This collaboration will earn the students independent study credit and I will gain a simulation: win-win. I’ve struggled in the past to find a comparative politics simulation of the depth and breadth I’d like. I have used the Statecraft simulation for four years in my Introduction to International Relations class (more on Statecraft on ALPS here and here). I appreciate the depth that a long-term simulation provides, as well as the “buy-in” from the students fostered by the repeated interactions. I also like the ability to use one simulation to bring in many concepts, but have not found anything similar for an introduction to comparative politics class.
I’ve met with the students twice now and we started to lay the groundwork for the independent study and simulation. We’ve talked about my goals for the course and developed a basic outline for the simulation. Although in the very early stages, our idea is to assign students identities – broadly defined – within a fictional (but modeled on real) country that is undergoing a democratic transition. At various stages of the simulation, the students will create institutions, have elections, and struggle with ethnic tensions. I know other simulations that model one or another of these concepts; our goal is to build a simulation that draws all these concepts into one. But as I told the students after we met a few weeks ago: “Tell me if I’m getting too crazy with these ideas and we need to simplify!”
I’m excited about exploring this opportunity to build relationships, use the expertise of others, and use simulation building as an educational experience as part of the independent study. I’ll ask my undergraduate collaborators to contribute some guest blog posts as well. Stay tuned!
The New York Times recently published an interactive illustration of confirmation bias: guess the rule obeyed by a sequence of three numbers. I won’t go into detail about the game other than to say that it’s wonderfully simple and I definitely fell into the mind trap.

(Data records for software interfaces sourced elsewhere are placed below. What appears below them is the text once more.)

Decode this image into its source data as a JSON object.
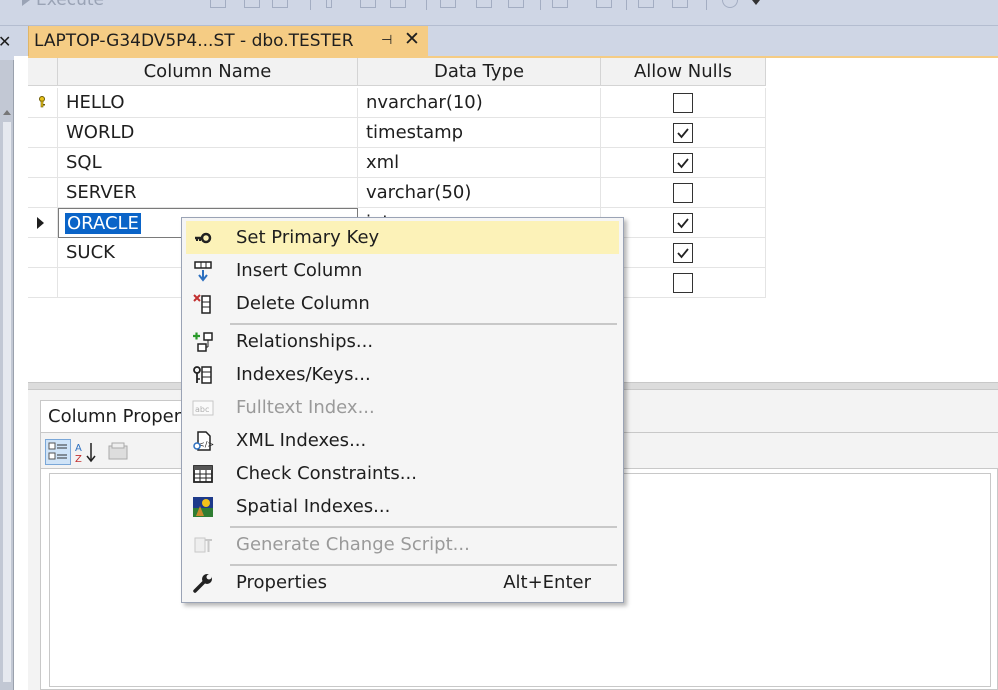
{
  "toolbar": {
    "execute_label": "Execute"
  },
  "tab": {
    "title": "LAPTOP-G34DV5P4...ST - dbo.TESTER",
    "pin_glyph": "⊣",
    "close_glyph": "✕"
  },
  "grid": {
    "headers": {
      "column_name": "Column Name",
      "data_type": "Data Type",
      "allow_nulls": "Allow Nulls"
    },
    "rows": [
      {
        "name": "HELLO",
        "type": "nvarchar(10)",
        "nulls": false,
        "primary_key": true
      },
      {
        "name": "WORLD",
        "type": "timestamp",
        "nulls": true
      },
      {
        "name": "SQL",
        "type": "xml",
        "nulls": true
      },
      {
        "name": "SERVER",
        "type": "varchar(50)",
        "nulls": false
      },
      {
        "name": "ORACLE",
        "type": "int",
        "nulls": true,
        "selected": true
      },
      {
        "name": "SUCK",
        "type": "",
        "nulls": true
      },
      {
        "name": "",
        "type": "",
        "nulls": false
      }
    ]
  },
  "properties": {
    "tab_label": "Column Properties"
  },
  "context_menu": {
    "items": [
      {
        "label": "Set Primary Key",
        "icon": "key-icon",
        "highlighted": true
      },
      {
        "label": "Insert Column",
        "icon": "insert-column-icon"
      },
      {
        "label": "Delete Column",
        "icon": "delete-column-icon"
      },
      {
        "label": "Relationships...",
        "icon": "relationships-icon"
      },
      {
        "label": "Indexes/Keys...",
        "icon": "indexes-keys-icon"
      },
      {
        "label": "Fulltext Index...",
        "icon": "fulltext-index-icon",
        "disabled": true
      },
      {
        "label": "XML Indexes...",
        "icon": "xml-indexes-icon"
      },
      {
        "label": "Check Constraints...",
        "icon": "check-constraints-icon"
      },
      {
        "label": "Spatial Indexes...",
        "icon": "spatial-indexes-icon"
      },
      {
        "label": "Generate Change Script...",
        "icon": "generate-script-icon",
        "disabled": true
      },
      {
        "label": "Properties",
        "icon": "wrench-icon",
        "shortcut": "Alt+Enter"
      }
    ]
  }
}
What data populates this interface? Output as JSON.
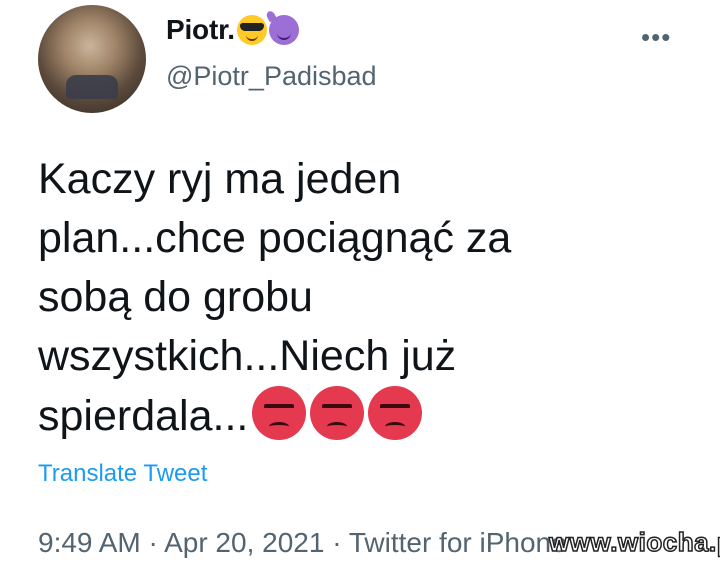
{
  "author": {
    "display_name": "Piotr.",
    "emojis": [
      "smiling-face-with-sunglasses",
      "smiling-face-with-horns"
    ],
    "handle": "@Piotr_Padisbad"
  },
  "menu": {
    "more_label": "•••"
  },
  "tweet": {
    "lines": [
      "Kaczy ryj ma jeden",
      "plan...chce pociągnąć za",
      "sobą do grobu",
      "wszystkich...Niech już",
      "spierdala..."
    ],
    "trailing_emojis": [
      "pouting-face",
      "pouting-face",
      "pouting-face"
    ]
  },
  "translate_label": "Translate Tweet",
  "meta": {
    "time": "9:49 AM",
    "separator": "·",
    "date": "Apr 20, 2021",
    "source": "Twitter for iPhone"
  },
  "watermark": "www.wiocha.pl",
  "colors": {
    "link": "#1d9bf0",
    "secondary": "#536471",
    "text": "#0f1419"
  }
}
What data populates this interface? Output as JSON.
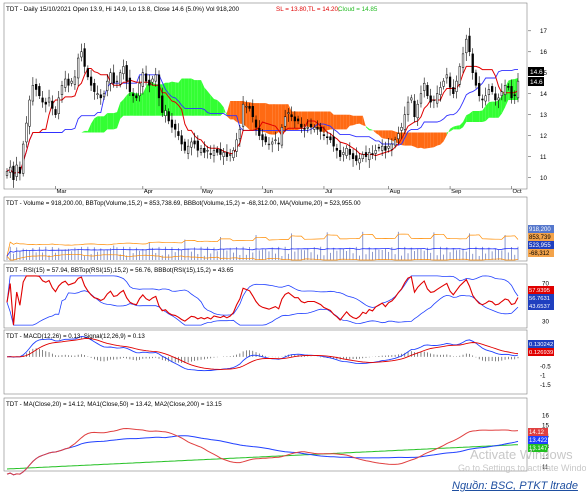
{
  "chart_data": [
    {
      "type": "candlestick",
      "title": "TDT - Daily 15/10/2021 Open 13.9, Hi 14.9, Lo 13.8, Close 14.6 (5.0%) Vol 918,200",
      "title_parts": {
        "main": "TDT - Daily 15/10/2021 Open 13.9, Hi 14.9, Lo 13.8, Close 14.6 (5.0%) Vol 918,200",
        "sl": "SL = 13.80,",
        "tl": "TL = 14.20,",
        "cloud": "Cloud = 14.85"
      },
      "x_labels": [
        "Mar",
        "Apr",
        "May",
        "Jun",
        "Jul",
        "Aug",
        "Sep",
        "Oct"
      ],
      "y_ticks": [
        10,
        11,
        12,
        13,
        14,
        15,
        16,
        17
      ],
      "ylim": [
        9.6,
        17.8
      ],
      "right_labels": [
        "14.6",
        "14.6"
      ],
      "close": [
        10.3,
        10.5,
        9.9,
        10.6,
        10.2,
        11.6,
        12.6,
        13.7,
        14.4,
        14.2,
        13.9,
        13.6,
        13.5,
        13.8,
        13.3,
        13.0,
        13.8,
        14.4,
        14.7,
        14.4,
        14.6,
        14.8,
        15.7,
        16.0,
        15.3,
        14.8,
        14.4,
        14.1,
        14.0,
        13.8,
        14.0,
        14.6,
        15.0,
        14.5,
        14.6,
        15.0,
        15.3,
        14.6,
        14.1,
        13.9,
        13.8,
        14.5,
        15.0,
        14.6,
        14.4,
        14.7,
        14.9,
        13.8,
        13.1,
        13.2,
        12.7,
        12.4,
        12.3,
        12.0,
        11.6,
        11.3,
        11.5,
        11.7,
        11.6,
        11.3,
        11.4,
        11.2,
        11.3,
        11.1,
        11.3,
        11.2,
        11.1,
        11.2,
        11.0,
        11.1,
        11.3,
        11.8,
        12.3,
        13.5,
        13.4,
        13.3,
        12.9,
        12.4,
        12.0,
        11.8,
        11.7,
        11.6,
        11.7,
        11.8,
        11.6,
        12.4,
        12.9,
        13.1,
        12.9,
        12.7,
        12.7,
        12.4,
        12.3,
        12.4,
        12.4,
        12.4,
        12.3,
        12.2,
        12.0,
        11.9,
        11.8,
        11.5,
        11.3,
        11.0,
        11.2,
        11.4,
        11.1,
        10.9,
        10.8,
        10.9,
        11.1,
        11.0,
        11.2,
        11.1,
        11.3,
        11.4,
        11.5,
        11.3,
        11.5,
        11.6,
        11.8,
        12.1,
        12.4,
        13.0,
        13.6,
        13.8,
        12.9,
        13.5,
        14.0,
        14.5,
        13.9,
        13.6,
        13.7,
        14.0,
        14.3,
        14.6,
        14.9,
        14.3,
        14.0,
        14.6,
        15.3,
        15.9,
        16.6,
        16.0,
        15.0,
        14.4,
        13.9,
        13.7,
        13.9,
        14.2,
        14.1,
        13.7,
        13.8,
        14.1,
        14.4,
        14.3,
        13.8,
        13.9,
        14.6
      ]
    },
    {
      "type": "bar",
      "title": "TDT - Volume = 918,200.00, BBTop(Volume,15,2) = 853,738.69, BBBot(Volume,15,2) = -68,312.00, MA(Volume,20) = 523,955.00",
      "right_labels": [
        "918,200",
        "853,739",
        "523,955",
        "-68,312"
      ]
    },
    {
      "type": "line",
      "title": "TDT - RSI(15) = 57.94, BBTop(RSI(15),15,2) = 56.76, BBBot(RSI(15),15,2) = 43.65",
      "y_ticks": [
        30,
        50,
        70
      ],
      "ylim": [
        25,
        80
      ],
      "right_labels": [
        "57.9395",
        "56.7631",
        "43.6537"
      ]
    },
    {
      "type": "line",
      "title": "TDT - MACD(12,26) = 0.13, Signal(12,26,9) = 0.13",
      "y_ticks": [
        -1.5,
        -1,
        -0.5
      ],
      "ylim": [
        -1.9,
        0.8
      ],
      "right_labels": [
        "0.130242",
        "0.126939"
      ]
    },
    {
      "type": "line",
      "title": "TDT - MA(Close,20) = 14.12, MA1(Close,50) = 13.42, MA2(Close,200) = 13.15",
      "y_ticks": [
        11,
        12,
        13,
        14,
        15,
        16
      ],
      "ylim": [
        10.7,
        16.5
      ],
      "right_labels": [
        "14.12",
        "13.422",
        "13.147"
      ]
    }
  ],
  "watermark": {
    "line1": "Activate Windows",
    "line2": "Go to Settings to activate Windows."
  },
  "source": "Nguồn: BSC, PTKT ltrade",
  "colors": {
    "up": "#000000",
    "cloud_bull": "#33ff33",
    "cloud_bear": "#ff6a13",
    "tenkan": "#e00000",
    "kijun": "#3030ff",
    "ma20": "#e04040",
    "ma50": "#2040ff",
    "ma200": "#22c022",
    "bbtop": "#ff8c00"
  }
}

Some implications for politics and business are presented after players submit their answers and this can provide a launch point for class discussion.

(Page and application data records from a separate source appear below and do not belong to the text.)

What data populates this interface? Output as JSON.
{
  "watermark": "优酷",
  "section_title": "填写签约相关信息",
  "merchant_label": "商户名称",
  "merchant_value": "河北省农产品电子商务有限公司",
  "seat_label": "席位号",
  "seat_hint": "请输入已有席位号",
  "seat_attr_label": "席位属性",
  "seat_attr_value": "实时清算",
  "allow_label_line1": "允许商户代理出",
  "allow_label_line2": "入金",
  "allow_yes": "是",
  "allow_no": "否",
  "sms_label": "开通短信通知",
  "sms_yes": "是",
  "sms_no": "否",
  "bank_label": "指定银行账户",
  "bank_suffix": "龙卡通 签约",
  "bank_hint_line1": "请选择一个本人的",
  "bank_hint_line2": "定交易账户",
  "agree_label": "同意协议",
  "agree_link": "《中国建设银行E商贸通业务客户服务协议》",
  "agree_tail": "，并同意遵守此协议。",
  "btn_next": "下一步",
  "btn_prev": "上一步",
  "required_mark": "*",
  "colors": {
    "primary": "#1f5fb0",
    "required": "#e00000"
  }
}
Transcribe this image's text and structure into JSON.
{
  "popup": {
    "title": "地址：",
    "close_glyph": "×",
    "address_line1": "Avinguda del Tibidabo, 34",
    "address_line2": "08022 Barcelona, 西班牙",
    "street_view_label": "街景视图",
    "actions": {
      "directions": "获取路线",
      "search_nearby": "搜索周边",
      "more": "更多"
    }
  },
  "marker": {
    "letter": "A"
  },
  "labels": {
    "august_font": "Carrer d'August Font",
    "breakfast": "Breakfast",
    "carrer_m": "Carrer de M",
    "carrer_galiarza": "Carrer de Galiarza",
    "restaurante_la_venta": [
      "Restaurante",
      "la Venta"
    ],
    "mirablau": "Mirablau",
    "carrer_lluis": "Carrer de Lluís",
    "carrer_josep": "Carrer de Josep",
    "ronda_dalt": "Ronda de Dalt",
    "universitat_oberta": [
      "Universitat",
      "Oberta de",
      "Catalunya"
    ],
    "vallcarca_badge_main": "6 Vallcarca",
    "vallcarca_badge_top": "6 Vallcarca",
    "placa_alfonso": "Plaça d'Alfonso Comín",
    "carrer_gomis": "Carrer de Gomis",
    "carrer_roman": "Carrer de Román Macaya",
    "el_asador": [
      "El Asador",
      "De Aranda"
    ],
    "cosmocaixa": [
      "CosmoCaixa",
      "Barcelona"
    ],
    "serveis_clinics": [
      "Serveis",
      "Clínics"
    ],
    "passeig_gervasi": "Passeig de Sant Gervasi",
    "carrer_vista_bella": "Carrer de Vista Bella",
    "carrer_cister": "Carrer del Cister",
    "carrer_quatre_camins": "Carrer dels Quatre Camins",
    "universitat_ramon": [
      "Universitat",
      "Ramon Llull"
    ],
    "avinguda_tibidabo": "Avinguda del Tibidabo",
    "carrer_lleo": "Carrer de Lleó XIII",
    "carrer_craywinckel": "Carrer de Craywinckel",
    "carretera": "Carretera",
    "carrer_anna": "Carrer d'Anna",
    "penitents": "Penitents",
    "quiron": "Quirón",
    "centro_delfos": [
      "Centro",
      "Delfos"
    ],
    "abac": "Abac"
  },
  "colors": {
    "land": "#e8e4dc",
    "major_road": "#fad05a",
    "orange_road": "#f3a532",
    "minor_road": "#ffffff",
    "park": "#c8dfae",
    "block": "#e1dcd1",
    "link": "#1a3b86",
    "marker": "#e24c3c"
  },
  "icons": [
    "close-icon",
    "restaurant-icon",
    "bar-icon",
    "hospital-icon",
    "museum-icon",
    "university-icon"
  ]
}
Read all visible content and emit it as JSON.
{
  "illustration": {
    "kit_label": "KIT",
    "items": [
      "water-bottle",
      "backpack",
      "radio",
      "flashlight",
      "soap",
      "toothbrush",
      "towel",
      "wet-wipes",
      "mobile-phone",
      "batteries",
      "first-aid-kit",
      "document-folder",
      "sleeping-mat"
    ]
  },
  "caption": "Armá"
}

The puzzle nicely complements the Zendo game in which players create hypotheses about an arrangement of blocks — by demonstrating the cognitive biases that affect much of our decision making.